▶ **Extracted material**:
Start of Block
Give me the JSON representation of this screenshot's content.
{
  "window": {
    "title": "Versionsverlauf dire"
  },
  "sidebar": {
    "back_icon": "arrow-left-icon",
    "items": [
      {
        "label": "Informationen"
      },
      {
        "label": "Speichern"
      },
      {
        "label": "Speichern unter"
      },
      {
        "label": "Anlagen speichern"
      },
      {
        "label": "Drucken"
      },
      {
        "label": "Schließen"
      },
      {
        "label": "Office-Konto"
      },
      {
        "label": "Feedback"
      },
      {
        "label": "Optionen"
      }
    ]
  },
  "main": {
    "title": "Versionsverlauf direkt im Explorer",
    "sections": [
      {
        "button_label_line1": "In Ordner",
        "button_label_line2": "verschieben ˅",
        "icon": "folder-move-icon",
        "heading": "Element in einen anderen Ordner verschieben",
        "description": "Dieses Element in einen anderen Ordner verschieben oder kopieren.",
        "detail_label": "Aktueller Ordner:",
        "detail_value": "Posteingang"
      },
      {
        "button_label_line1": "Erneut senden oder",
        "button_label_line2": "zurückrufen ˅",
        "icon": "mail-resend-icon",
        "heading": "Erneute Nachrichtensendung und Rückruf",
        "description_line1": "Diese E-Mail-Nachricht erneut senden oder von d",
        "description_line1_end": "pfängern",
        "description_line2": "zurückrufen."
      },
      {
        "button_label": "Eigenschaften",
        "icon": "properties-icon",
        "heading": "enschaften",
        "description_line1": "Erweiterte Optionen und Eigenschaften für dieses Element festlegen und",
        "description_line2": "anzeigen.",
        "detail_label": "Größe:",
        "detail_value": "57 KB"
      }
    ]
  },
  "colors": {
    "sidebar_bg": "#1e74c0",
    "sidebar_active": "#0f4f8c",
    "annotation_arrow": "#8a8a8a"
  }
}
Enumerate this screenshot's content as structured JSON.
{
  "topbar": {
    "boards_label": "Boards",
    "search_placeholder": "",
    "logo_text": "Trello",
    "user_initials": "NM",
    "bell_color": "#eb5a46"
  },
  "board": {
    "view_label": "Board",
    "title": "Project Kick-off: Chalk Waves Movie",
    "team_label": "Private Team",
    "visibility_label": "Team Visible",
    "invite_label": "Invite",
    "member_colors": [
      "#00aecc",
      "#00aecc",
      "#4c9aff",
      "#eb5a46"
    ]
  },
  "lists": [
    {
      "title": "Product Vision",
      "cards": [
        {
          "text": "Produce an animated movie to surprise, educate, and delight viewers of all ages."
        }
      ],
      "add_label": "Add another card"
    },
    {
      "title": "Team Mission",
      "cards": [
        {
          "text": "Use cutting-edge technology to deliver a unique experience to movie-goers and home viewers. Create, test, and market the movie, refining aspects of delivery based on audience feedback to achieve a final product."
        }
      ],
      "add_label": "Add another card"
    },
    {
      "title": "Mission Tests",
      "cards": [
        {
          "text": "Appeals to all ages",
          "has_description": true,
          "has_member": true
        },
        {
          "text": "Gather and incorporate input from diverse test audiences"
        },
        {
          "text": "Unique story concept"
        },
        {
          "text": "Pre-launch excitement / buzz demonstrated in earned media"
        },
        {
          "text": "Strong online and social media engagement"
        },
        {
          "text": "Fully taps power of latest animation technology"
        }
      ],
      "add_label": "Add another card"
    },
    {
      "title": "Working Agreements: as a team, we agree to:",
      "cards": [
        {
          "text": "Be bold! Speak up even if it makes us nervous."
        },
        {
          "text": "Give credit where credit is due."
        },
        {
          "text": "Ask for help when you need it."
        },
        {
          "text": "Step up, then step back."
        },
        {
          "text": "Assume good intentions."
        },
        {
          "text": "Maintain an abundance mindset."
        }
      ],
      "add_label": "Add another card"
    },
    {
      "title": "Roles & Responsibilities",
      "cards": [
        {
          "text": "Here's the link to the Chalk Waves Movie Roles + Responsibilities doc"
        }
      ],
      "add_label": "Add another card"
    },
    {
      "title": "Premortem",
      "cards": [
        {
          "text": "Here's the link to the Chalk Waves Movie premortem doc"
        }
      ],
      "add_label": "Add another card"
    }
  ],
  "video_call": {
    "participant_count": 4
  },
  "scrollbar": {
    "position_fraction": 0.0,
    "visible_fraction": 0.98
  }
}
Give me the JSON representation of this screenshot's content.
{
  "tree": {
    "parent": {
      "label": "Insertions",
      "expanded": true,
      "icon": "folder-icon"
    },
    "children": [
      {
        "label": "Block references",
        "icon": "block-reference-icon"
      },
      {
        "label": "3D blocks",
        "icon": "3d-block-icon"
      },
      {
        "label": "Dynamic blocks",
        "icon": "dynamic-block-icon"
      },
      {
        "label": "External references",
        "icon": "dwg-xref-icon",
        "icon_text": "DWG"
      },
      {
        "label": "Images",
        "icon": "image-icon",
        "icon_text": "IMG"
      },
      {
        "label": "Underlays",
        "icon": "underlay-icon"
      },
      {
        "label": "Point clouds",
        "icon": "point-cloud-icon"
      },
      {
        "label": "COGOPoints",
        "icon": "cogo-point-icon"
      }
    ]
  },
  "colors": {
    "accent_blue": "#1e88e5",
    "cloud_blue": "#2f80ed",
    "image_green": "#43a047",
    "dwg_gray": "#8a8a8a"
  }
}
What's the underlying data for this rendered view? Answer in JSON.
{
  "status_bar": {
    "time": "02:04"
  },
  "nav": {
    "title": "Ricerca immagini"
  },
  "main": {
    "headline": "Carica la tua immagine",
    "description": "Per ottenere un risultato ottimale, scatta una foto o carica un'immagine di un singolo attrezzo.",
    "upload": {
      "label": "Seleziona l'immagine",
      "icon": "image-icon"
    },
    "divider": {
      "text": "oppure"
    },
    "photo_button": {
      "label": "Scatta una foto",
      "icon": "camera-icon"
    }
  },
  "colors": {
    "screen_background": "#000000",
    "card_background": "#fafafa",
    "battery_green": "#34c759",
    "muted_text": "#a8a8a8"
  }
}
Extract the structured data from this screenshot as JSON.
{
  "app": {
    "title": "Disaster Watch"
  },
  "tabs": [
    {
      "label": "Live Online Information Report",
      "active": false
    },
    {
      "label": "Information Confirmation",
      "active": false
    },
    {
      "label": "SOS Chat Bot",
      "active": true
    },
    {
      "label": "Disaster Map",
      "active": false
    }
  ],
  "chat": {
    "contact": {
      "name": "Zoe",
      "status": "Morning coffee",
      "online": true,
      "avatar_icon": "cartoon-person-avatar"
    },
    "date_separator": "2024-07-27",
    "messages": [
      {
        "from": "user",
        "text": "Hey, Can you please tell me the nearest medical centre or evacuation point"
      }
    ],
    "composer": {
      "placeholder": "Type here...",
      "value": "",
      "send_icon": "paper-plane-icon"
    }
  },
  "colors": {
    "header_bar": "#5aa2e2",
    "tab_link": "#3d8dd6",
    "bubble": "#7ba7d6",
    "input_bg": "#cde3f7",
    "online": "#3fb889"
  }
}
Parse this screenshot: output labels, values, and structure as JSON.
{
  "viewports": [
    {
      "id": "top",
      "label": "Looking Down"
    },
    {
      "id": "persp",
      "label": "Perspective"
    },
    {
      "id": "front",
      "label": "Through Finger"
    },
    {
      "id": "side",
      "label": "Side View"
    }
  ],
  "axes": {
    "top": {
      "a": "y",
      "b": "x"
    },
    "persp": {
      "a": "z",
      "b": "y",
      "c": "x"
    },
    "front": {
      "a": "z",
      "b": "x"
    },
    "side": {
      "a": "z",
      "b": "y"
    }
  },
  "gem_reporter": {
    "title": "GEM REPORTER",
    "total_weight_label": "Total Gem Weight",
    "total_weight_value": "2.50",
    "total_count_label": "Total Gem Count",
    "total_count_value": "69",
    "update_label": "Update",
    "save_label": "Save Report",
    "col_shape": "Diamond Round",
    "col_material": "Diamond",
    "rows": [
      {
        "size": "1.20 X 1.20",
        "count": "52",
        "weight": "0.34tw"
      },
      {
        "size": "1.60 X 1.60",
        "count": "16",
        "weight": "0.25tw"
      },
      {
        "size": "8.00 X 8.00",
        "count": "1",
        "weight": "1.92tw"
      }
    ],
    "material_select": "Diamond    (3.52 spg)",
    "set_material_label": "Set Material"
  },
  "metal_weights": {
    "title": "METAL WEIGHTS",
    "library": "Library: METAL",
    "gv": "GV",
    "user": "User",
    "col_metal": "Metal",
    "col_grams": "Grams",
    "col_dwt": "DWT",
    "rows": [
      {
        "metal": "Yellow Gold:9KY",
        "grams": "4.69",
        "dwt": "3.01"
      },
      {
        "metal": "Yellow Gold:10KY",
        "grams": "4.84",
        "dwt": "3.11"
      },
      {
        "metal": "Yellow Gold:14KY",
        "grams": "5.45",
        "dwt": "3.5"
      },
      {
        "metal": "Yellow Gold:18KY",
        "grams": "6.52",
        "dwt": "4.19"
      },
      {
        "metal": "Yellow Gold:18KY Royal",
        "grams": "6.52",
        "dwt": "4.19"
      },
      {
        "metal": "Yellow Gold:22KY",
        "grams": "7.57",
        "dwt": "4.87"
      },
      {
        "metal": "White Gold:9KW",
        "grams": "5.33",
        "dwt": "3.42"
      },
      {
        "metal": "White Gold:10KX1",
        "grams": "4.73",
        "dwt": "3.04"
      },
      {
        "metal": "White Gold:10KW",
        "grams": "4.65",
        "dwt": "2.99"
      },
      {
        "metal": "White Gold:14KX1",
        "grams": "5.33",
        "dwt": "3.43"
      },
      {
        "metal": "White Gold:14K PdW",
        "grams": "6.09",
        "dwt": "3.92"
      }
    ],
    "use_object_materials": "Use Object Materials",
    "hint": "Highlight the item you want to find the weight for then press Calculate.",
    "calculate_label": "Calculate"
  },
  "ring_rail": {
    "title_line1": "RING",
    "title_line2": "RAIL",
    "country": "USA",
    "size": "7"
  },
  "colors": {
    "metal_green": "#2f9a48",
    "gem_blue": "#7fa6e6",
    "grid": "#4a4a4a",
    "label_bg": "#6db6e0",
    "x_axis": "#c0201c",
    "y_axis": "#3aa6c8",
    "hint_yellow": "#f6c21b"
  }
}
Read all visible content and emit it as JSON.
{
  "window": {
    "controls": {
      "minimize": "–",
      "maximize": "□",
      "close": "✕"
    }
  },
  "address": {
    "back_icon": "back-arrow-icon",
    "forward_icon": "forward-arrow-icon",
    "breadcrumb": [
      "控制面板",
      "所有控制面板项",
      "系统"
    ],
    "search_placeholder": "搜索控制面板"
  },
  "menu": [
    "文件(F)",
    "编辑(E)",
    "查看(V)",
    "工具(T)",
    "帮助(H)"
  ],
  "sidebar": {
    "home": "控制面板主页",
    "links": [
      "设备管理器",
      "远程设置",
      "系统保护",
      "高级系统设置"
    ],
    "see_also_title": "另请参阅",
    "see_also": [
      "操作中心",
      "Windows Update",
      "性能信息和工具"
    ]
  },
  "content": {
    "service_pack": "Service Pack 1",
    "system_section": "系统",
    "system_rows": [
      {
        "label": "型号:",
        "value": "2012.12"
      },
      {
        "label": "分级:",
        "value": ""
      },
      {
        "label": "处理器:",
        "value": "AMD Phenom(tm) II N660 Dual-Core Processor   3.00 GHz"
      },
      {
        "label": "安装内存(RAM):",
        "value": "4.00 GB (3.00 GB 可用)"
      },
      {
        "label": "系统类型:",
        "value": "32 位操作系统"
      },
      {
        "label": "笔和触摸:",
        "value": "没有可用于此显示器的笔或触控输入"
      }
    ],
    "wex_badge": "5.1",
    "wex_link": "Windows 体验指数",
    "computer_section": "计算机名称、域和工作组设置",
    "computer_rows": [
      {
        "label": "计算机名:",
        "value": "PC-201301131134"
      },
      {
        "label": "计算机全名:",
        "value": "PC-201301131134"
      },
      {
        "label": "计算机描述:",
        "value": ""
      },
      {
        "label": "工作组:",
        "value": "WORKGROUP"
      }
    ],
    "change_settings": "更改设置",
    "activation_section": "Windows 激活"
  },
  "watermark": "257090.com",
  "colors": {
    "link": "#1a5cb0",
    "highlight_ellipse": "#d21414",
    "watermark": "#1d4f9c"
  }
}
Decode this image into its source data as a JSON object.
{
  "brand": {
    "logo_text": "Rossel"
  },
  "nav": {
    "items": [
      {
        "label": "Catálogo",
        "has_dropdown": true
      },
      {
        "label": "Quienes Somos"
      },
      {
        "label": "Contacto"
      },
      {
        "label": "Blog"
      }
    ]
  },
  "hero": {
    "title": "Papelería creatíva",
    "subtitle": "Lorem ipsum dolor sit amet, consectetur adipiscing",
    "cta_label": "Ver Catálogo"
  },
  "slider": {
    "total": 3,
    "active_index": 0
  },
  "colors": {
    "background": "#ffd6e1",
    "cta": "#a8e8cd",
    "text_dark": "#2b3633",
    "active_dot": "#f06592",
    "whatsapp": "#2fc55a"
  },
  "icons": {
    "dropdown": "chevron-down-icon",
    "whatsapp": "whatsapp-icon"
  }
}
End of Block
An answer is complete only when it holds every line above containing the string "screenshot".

Give me the JSON representation of this screenshot's content.
Enumerate this screenshot's content as structured JSON.
Give me the JSON representation of this screenshot's content.
Extract the structured data from this screenshot as JSON.
Parse this screenshot: output labels, values, and structure as JSON.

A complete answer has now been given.